Source data:

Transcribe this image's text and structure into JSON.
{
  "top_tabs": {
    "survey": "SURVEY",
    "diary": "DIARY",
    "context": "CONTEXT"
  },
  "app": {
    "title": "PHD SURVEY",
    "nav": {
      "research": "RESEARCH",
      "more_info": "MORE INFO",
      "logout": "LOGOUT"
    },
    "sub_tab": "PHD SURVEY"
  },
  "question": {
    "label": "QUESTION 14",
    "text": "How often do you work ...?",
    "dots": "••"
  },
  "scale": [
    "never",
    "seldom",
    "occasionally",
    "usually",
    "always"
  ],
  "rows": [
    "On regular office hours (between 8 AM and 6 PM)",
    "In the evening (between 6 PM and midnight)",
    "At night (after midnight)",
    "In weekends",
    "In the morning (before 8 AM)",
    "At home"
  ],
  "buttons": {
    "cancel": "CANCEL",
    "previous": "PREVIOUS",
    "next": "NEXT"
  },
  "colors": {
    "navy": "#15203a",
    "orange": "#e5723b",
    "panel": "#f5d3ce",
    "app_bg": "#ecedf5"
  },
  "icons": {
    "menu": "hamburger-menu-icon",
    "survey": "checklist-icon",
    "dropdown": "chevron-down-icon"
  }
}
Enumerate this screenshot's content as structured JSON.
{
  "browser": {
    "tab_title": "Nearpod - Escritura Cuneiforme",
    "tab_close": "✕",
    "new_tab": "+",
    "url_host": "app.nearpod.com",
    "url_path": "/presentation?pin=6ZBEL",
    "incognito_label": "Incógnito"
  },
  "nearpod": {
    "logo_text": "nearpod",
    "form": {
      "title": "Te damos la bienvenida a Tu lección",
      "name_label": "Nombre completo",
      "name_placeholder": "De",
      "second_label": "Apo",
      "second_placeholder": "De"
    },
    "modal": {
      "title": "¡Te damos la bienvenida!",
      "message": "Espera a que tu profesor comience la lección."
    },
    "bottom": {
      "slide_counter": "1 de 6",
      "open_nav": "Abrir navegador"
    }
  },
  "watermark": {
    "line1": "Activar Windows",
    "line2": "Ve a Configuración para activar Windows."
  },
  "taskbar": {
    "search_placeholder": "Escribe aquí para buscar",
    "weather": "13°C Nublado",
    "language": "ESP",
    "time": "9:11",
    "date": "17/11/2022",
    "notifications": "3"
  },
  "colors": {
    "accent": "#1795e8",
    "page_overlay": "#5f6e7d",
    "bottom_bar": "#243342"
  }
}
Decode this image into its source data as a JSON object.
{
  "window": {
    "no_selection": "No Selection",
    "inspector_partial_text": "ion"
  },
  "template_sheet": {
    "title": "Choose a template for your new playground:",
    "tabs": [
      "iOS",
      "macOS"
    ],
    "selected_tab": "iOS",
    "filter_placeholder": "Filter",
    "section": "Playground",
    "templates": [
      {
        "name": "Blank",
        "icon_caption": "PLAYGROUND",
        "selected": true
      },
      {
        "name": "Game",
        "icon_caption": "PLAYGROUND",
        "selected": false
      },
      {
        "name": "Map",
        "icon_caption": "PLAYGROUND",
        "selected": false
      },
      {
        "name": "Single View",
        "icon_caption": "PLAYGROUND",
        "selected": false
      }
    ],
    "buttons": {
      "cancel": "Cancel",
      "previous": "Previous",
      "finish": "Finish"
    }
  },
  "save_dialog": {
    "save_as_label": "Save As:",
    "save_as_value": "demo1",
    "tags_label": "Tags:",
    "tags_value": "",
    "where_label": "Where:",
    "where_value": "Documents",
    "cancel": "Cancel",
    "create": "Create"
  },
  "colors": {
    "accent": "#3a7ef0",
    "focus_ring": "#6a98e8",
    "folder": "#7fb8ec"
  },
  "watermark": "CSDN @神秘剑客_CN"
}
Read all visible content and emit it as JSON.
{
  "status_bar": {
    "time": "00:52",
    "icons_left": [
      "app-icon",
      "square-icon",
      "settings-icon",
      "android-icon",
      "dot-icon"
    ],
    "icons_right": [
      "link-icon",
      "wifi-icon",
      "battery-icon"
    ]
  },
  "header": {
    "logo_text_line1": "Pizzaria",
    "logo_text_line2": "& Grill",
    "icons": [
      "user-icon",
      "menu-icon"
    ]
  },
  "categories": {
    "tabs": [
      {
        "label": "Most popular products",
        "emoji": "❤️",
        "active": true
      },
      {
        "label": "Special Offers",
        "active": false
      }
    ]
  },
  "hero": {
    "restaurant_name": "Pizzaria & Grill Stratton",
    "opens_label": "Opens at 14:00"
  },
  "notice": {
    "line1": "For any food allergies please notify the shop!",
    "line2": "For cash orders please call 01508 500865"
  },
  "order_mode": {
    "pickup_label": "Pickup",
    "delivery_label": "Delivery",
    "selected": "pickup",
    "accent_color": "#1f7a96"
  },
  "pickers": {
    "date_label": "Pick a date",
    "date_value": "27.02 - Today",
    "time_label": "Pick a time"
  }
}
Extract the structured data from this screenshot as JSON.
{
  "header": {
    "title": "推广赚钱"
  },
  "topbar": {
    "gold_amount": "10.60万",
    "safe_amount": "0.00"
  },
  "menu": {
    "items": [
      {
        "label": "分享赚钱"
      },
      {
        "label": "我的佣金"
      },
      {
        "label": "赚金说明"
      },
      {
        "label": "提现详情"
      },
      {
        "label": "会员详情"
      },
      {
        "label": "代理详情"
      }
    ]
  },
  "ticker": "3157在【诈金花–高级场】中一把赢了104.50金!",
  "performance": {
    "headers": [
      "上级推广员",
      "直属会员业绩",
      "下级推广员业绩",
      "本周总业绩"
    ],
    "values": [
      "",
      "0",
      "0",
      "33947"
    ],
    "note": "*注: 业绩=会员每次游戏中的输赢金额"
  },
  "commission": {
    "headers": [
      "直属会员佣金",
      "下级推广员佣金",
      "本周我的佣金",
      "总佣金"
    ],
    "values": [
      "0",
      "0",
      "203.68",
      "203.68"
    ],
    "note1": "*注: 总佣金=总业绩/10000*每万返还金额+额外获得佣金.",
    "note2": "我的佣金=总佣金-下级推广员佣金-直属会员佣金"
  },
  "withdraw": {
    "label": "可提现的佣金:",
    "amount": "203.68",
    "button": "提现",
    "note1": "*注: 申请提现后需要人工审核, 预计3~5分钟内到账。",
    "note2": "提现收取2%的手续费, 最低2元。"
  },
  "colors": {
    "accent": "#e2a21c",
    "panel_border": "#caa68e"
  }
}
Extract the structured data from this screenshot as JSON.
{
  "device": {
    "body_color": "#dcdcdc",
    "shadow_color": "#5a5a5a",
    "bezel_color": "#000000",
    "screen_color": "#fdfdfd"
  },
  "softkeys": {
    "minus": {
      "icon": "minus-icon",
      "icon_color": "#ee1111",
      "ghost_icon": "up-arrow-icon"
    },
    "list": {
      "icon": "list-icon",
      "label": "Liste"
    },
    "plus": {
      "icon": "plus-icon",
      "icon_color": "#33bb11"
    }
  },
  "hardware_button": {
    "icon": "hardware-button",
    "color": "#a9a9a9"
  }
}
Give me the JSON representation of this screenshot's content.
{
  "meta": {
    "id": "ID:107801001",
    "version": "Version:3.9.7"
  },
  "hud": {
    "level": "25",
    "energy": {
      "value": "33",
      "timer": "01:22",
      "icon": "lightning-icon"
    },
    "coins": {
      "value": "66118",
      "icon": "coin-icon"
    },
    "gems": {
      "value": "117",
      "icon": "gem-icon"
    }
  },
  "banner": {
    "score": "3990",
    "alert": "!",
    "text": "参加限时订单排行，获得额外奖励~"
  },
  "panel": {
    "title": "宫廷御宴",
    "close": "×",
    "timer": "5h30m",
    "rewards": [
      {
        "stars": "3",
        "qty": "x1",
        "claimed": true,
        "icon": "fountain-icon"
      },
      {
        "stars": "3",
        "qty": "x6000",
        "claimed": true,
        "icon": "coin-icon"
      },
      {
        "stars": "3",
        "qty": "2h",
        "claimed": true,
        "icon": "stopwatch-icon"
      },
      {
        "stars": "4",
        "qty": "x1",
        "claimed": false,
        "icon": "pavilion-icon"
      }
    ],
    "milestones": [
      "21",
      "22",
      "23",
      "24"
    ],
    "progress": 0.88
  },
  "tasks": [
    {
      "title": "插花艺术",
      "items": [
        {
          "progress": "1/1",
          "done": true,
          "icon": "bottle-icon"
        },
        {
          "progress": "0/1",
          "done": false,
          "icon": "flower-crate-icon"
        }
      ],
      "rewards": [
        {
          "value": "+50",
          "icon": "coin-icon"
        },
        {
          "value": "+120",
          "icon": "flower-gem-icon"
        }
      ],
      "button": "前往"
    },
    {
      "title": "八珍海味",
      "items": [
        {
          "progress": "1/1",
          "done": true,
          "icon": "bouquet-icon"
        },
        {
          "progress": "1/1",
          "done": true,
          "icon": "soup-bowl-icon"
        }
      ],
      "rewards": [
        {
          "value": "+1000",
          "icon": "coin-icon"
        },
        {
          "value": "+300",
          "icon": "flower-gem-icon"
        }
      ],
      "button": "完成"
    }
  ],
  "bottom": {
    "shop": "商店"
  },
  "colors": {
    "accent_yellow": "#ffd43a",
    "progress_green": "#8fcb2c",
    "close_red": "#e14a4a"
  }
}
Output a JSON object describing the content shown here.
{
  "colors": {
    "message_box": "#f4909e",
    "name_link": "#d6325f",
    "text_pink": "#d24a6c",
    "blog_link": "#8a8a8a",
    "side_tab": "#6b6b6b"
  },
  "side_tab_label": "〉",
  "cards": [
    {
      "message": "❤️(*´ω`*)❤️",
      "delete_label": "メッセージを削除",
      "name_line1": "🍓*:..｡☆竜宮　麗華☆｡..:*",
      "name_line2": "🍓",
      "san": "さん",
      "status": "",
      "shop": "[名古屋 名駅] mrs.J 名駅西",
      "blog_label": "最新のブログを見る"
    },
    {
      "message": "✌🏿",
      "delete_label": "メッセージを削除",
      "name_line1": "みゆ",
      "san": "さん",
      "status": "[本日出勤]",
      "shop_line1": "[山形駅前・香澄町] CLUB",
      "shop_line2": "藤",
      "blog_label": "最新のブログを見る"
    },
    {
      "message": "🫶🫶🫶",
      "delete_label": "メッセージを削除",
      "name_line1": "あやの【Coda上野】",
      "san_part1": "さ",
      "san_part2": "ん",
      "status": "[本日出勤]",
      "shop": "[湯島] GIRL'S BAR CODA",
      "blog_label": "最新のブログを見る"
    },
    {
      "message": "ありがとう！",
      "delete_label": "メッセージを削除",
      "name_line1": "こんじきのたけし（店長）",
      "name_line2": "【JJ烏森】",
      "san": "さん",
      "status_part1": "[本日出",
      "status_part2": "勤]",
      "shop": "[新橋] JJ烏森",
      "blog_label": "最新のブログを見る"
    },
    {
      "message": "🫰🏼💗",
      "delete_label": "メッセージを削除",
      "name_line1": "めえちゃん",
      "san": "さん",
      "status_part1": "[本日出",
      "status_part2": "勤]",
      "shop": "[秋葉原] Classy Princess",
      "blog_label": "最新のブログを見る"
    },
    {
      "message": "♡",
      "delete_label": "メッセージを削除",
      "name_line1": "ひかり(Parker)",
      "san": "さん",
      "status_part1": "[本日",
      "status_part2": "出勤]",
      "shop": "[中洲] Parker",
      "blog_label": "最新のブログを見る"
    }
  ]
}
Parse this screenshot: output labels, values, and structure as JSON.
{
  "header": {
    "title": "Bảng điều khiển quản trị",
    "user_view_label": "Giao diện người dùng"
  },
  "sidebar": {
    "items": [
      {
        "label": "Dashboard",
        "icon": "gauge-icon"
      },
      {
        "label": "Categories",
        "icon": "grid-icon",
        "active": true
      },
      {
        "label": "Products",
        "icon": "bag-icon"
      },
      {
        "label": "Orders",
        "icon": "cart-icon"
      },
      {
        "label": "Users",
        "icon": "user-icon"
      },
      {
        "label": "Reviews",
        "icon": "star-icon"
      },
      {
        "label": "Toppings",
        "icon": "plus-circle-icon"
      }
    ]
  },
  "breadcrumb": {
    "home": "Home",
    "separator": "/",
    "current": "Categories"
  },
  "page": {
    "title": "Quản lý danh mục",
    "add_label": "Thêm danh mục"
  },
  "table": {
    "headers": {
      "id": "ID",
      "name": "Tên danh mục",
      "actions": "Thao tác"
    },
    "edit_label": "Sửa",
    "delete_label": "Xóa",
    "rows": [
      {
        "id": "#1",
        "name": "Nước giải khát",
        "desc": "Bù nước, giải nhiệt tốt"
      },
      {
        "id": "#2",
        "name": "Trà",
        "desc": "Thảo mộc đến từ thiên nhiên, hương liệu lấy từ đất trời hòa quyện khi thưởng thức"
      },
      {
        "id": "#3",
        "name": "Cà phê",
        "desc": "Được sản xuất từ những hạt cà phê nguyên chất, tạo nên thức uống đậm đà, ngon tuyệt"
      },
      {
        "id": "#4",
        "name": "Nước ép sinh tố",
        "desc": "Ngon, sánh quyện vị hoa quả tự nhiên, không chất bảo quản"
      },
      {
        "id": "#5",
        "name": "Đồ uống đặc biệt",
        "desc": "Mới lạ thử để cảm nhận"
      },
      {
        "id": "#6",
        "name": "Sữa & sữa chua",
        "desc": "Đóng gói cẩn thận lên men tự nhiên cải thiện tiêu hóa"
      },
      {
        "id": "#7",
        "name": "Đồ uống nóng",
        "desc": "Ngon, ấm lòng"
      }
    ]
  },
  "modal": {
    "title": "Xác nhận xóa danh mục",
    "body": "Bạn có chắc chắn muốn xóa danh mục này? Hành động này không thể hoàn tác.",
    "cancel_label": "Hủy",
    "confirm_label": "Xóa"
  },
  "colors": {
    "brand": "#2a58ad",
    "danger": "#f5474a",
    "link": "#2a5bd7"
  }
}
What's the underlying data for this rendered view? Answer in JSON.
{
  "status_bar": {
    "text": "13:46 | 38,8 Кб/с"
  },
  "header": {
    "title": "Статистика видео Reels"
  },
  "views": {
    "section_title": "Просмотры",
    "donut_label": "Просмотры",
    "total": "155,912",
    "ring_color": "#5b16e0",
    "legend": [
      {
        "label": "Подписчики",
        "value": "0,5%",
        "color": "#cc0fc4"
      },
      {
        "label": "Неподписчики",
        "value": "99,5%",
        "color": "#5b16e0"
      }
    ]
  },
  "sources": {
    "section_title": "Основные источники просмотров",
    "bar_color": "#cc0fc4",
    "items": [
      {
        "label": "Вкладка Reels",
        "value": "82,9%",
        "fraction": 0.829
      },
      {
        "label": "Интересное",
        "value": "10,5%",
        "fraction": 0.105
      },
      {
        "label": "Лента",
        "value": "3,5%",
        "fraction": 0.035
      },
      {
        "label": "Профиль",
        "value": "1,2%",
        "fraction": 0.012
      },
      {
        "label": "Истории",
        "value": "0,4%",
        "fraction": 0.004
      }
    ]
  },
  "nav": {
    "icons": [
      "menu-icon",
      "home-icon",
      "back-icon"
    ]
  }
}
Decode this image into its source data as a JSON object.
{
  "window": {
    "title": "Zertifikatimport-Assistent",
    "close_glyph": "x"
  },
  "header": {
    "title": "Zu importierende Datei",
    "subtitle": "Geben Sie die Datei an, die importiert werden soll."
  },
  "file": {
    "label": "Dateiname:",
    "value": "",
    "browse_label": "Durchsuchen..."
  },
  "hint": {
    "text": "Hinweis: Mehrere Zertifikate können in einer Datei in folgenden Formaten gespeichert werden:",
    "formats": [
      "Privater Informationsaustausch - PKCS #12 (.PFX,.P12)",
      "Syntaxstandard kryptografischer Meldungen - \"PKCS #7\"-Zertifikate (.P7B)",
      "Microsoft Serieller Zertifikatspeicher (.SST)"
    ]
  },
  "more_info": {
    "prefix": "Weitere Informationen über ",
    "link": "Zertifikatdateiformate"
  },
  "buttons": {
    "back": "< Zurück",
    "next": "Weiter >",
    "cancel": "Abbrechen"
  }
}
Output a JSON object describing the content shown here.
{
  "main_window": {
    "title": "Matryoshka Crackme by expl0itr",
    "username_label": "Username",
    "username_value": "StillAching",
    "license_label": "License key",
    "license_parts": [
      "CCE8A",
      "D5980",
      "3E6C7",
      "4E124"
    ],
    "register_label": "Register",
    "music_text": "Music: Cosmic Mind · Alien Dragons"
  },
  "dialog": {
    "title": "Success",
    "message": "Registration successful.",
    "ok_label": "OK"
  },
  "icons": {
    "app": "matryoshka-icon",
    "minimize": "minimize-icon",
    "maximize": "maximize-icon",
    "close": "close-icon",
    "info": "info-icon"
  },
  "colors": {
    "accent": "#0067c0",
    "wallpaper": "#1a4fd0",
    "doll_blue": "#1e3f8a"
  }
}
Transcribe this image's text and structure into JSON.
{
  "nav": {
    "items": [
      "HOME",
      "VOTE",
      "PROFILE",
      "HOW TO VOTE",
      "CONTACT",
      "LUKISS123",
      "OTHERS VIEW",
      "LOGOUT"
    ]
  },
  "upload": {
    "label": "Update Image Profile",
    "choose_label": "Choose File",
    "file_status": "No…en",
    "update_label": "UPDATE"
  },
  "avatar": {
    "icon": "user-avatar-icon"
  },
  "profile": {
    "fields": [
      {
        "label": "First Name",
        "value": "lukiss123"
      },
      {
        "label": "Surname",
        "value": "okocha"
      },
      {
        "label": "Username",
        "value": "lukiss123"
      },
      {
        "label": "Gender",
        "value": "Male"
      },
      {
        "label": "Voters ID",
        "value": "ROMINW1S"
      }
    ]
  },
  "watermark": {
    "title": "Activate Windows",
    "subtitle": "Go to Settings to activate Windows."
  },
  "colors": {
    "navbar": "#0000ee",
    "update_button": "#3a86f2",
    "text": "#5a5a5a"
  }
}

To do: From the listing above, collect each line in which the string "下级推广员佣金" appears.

Output of the exercise:
      "下级推广员佣金",
    "note2": "我的佣金=总佣金-下级推广员佣金-直属会员佣金"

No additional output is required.